> [Task goal]
Find the string "HTML" in the records and copy each line where it occurs.

> [Information supplied]
....
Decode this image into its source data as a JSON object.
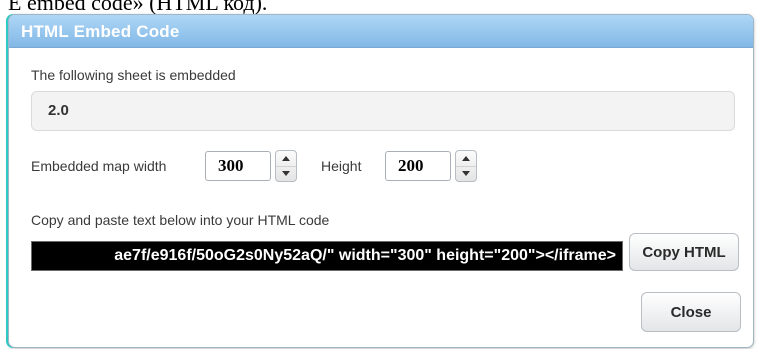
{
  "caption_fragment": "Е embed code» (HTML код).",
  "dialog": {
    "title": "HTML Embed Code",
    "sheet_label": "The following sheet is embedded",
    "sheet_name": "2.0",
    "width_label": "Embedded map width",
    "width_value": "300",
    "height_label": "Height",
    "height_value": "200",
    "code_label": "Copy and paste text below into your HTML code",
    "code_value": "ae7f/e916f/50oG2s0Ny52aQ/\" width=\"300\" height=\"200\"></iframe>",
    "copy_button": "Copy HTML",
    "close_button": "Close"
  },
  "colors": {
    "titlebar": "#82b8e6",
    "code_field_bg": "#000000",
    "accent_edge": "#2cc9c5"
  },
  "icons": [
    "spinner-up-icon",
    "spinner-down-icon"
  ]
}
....
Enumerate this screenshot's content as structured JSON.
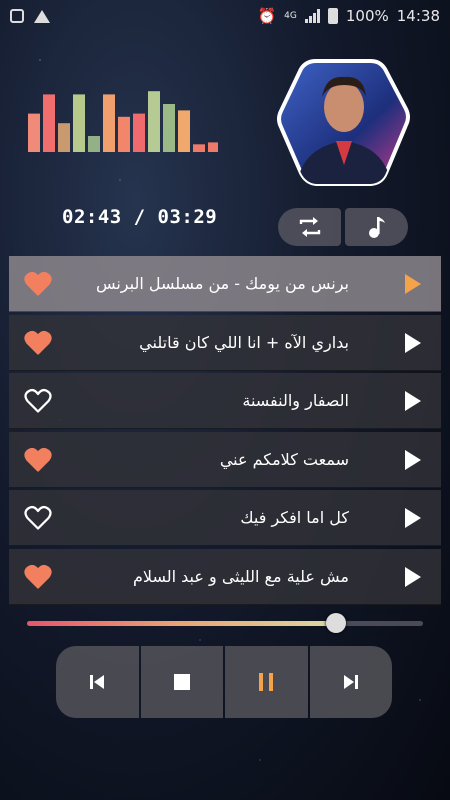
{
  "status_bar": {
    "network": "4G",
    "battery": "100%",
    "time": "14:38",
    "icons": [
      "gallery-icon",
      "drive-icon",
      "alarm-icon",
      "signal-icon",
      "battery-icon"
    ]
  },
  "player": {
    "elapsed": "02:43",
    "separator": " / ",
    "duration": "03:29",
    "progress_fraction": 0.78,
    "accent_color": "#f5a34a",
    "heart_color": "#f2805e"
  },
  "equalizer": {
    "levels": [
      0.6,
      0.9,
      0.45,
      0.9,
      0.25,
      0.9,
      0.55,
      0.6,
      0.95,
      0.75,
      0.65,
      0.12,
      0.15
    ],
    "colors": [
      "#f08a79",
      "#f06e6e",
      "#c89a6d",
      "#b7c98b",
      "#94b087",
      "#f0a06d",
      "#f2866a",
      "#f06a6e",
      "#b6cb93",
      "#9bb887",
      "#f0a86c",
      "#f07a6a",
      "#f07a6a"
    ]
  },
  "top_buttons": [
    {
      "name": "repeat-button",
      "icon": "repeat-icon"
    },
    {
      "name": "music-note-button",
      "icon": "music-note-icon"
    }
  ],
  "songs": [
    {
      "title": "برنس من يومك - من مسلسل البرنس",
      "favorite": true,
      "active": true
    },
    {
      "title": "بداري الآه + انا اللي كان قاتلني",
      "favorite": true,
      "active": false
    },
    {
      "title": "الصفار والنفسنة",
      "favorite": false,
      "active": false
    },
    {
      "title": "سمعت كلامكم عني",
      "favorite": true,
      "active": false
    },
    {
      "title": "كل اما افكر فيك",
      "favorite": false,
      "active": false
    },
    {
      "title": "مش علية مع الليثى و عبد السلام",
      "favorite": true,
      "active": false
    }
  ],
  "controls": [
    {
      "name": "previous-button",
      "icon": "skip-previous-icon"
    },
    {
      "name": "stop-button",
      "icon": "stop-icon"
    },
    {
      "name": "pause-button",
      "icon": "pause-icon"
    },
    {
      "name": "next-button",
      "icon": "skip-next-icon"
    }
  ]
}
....
> [Written answer]
  "caption_fragment": "Е embed code» (HTML код).",
    "title": "HTML Embed Code",
    "code_label": "Copy and paste text below into your HTML code",
    "copy_button": "Copy HTML",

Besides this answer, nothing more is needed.